With a torn CCL, can a dog walk?

Our (human) knees’ center is made up of a thin connective tissue called the anterior cruciate ligament (ACL).

The cranial cruciate ligament (CCL) in dogs is a connective tissue that joins the bone below the knee (the tibia) to the bone above the knee (femur). The CLL can be compared to a “dog ACL,” and you’d be correct.

When comparing the two, the most significant difference is that dogs’ CCLs are always load-bearing due to the fact that they never flex while standing. This “ACL in dogs” is therefore more susceptible to damage than the ordinary human’s ACL, and a dog’s CCL must naturally withstand more strain.

What are the differences between ACL injuries in people and CCL injuries in dogs?

Regular everyday use should not cause an ACL tear; instead, an acute trauma from a sudden movement, such as a jump or direction shift, causes ACL injuries. Dog CCL injuries typically develop over time, getting worse until they result in a tear.

Alright, I now understand what CCL injuries in dogs are, but how do I know if my dog has torn their CCL?

A dog with a torn CCL will normally exhibit stiffness, which is usually most obvious after resting after exercise, as well as difficulties getting up, jumping, and/or walking without a limp.

On a mildly wounded leg, carrying on with activities will make the injury worse and make the symptoms more obvious.

Dogs with a single torn CCL often start favoring the unharmed leg, which frequently results in the injury of a second knee. 60% of dogs who suffer only one CCL lesion will shortly suffer another injury to the other knee.

Ok, but can a dog live with a torn “dog ACL”?

A non-surgical approach for treating a dog’s ACL or, more precisely, CCL injury is the use of a knee brace. In certain dogs, this may assist to stabilize the knee joint. A knee brace’s support provides the ligament time to scar over and heal itself. When coupled with limited activity, using a knee brace to treat CCL injuries in dogs may be effective.

When should I consider “dog ACL” surgery?

Consult your veterinarian to determine whether surgery is appropriate for your dog. Depending on the breed, age, and size of the dog, different CLL mending operations have varying degrees of preference. For your dog’s particular requirements, your veterinarian can suggest the best “ACL” surgery.

Please take note that the information in this page is for informational purposes only and does not constitute medical advice for animals.
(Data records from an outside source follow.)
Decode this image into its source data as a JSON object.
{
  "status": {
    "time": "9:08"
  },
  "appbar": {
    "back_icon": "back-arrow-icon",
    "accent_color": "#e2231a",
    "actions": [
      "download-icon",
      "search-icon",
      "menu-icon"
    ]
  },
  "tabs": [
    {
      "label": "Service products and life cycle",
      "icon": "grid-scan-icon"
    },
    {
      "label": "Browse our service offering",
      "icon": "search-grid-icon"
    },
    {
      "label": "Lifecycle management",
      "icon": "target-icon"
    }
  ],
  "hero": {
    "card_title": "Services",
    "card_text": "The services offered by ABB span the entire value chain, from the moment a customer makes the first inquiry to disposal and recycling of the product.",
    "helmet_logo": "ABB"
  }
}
Please schedule an appointment with your veterinarian for a precise diagnosis of your pet’s illness.